BA(Lib&InfoSci), AALIA, ALGMA
I am the Manager of Central West Libraries, a regional public library based on the Central Tablelands and Western Slopes of NSW. I adore my job both for the diversity it offers and the location in Orange, one of Australia’s most beautiful cities. Because I’m passionate about public libraries and their place in society I have been an active participant in our professional associations over many years. I was President of the Australian Library and Information Association from 2009 to 2010 after serving as Vice-President during the previous 12 months. I continue my involvement with ALIA as Chairman of the Public Libraries Advisory Committee. I have previously held executive positions with Public Libraries NSW and Public Libraries Australia and am a long standing member of the State Records of NSW Community Advisory Committee. In 2010 I was elected to the International Federation of Library and Information Associations and Institutions (IFLA) Standing Committee on Public Libraries and I relish the chance to work with colleagues across the globe on issues relating to our sector and the wider Library and Information environment.
The State Library of New South Wales has been an crucial part of my working life for longer than I care to remember; a source of information, support, inspiration and advice. The opportunity to contribute to one of the world’s great libraries and to chair the Public Libraries Consultative Committee is an honour.
When not ‘thinking libraries’ I can be found enjoying life with family and friends or hatching grand plans (much to the unease of all around me).
- Andrew Tink
AM, BA, LLB, HonDLitt
Andrew Tink AM
When I was an MP, the State Library next door was my refuge from politics. Writing became my creative outlet and the Library a key source of material for my biographies of William Charles Wentworth and Lord Sydney. I owe a great deal to the Library staff and all who have gone before them. As a member of the Library Council, I hope to give something back.
- Dr John Vallance
BA, MA, PhD
Dr John Vallance
I was born in Sydney, and went to North Sydney Boys' High School and the University of Sydney where I studied classics and archaeology. After that I went to Cambridge on a scholarship and did an MA and PhD in ancient philosophy. On graduating I became a Fellow of Gonville and Caius College Cambridge and taught in the Faculty of Classics at Cambridge for eight years before returning home to Sydney. I am currently Headmaster of Sydney Grammar School.
My published work centres on ancient Greek science and medicine. I have also worked as a musician and have a deep interest in art, especially sculpture.
The State Library has been part of my life since I was a child, and I am delighted now to have the opportunity to support its work in a practical way.
- Maxine Brenner
As a child, my local library was a special place — to find a book, meet a friend or pretend (mostly to myself!) that I was hard at work. It goes beyond a place for the written word, it is a centre where thoughts and ideas are freely exchanged and cherished.
It's a privilege to be a part of a great library. To play a part in the library's evolution, and ensure it remains an important institution in the digital age, is a passion.
In my other moments, I am involved in the energy, aviation, explosives and property industries.
- Susan Doyle
As an avid explorer, through reading, I have been visiting libraries since I was a child.

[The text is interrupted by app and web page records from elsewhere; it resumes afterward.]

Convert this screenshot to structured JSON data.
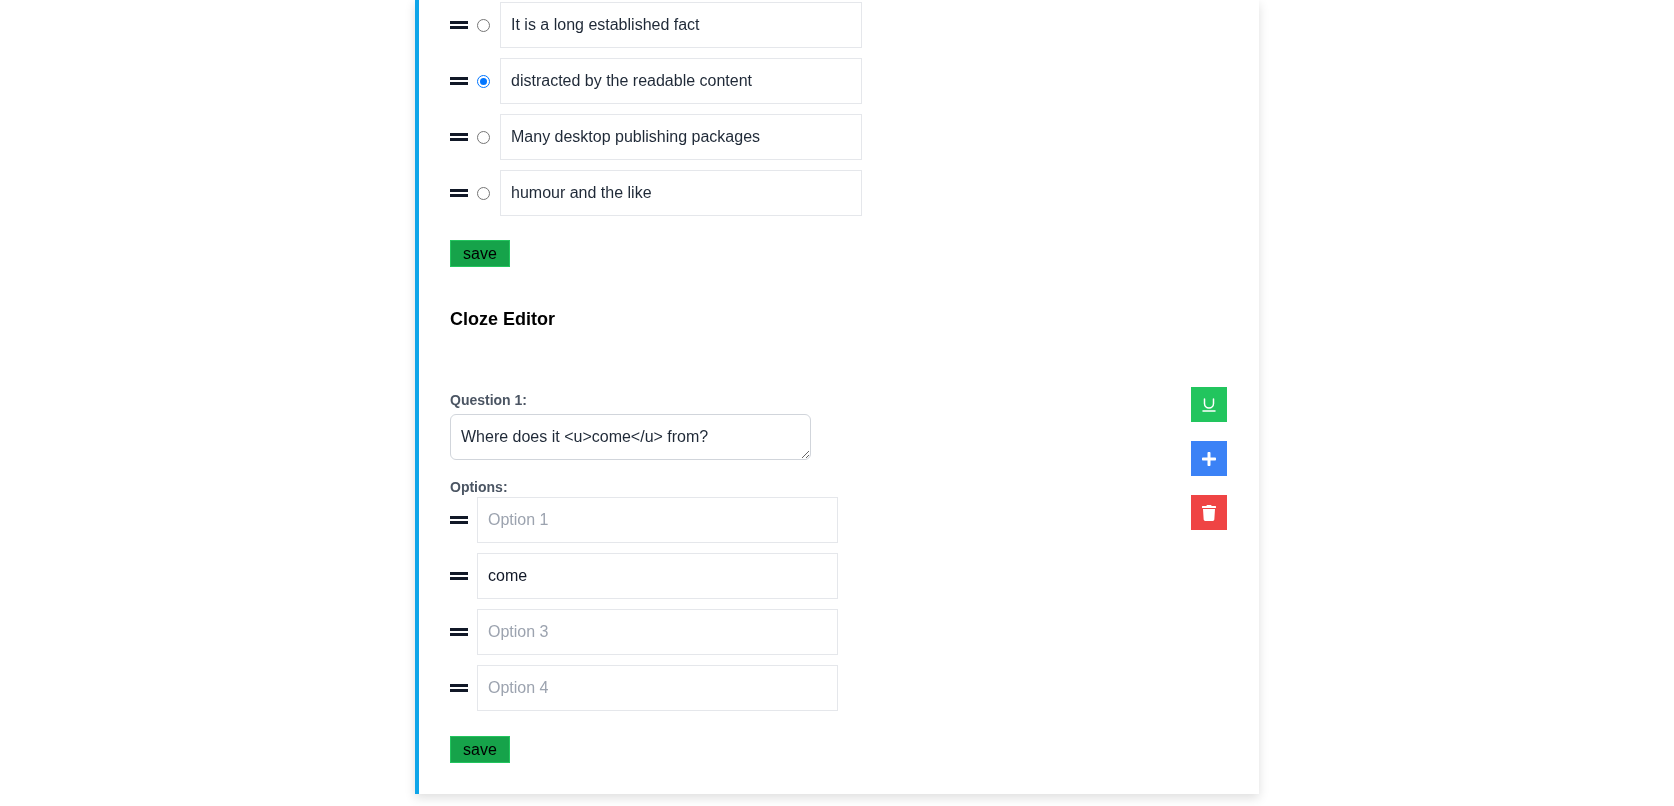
{
  "choice_editor": {
    "options": [
      {
        "text": "It is a long established fact",
        "selected": false
      },
      {
        "text": "distracted by the readable content",
        "selected": true
      },
      {
        "text": "Many desktop publishing packages",
        "selected": false
      },
      {
        "text": "humour and the like",
        "selected": false
      }
    ],
    "save_button": "save"
  },
  "cloze_editor": {
    "title": "Cloze Editor",
    "question_label": "Question 1:",
    "question_value": "Where does it <u>come</u> from?",
    "options_label": "Options:",
    "options": [
      {
        "placeholder": "Option 1"
      },
      {
        "value": "come"
      },
      {
        "placeholder": "Option 3"
      },
      {
        "placeholder": "Option 4"
      }
    ],
    "save_button": "save",
    "tools": [
      {
        "kind": "underline"
      },
      {
        "kind": "add"
      },
      {
        "kind": "delete"
      }
    ]
  }
}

As an adult I have been a strong supporter of the State Library of NSW for many years, having had the opportunity to serve as Chair of the Library’s Audit & Risk Committee. Throughout my career in finance I have always appreciated the value of libraries. I hope to highlight this value – the benefits that libraries bring to all members of the community – as a Member of the Library Council of New South Wales.
The Public Libraries Consultative Committee, a sub-committee of the Library Council of New South Wales, provides policy advice to Library Council and acts as a consultative framework for key public library stakeholders in NSW.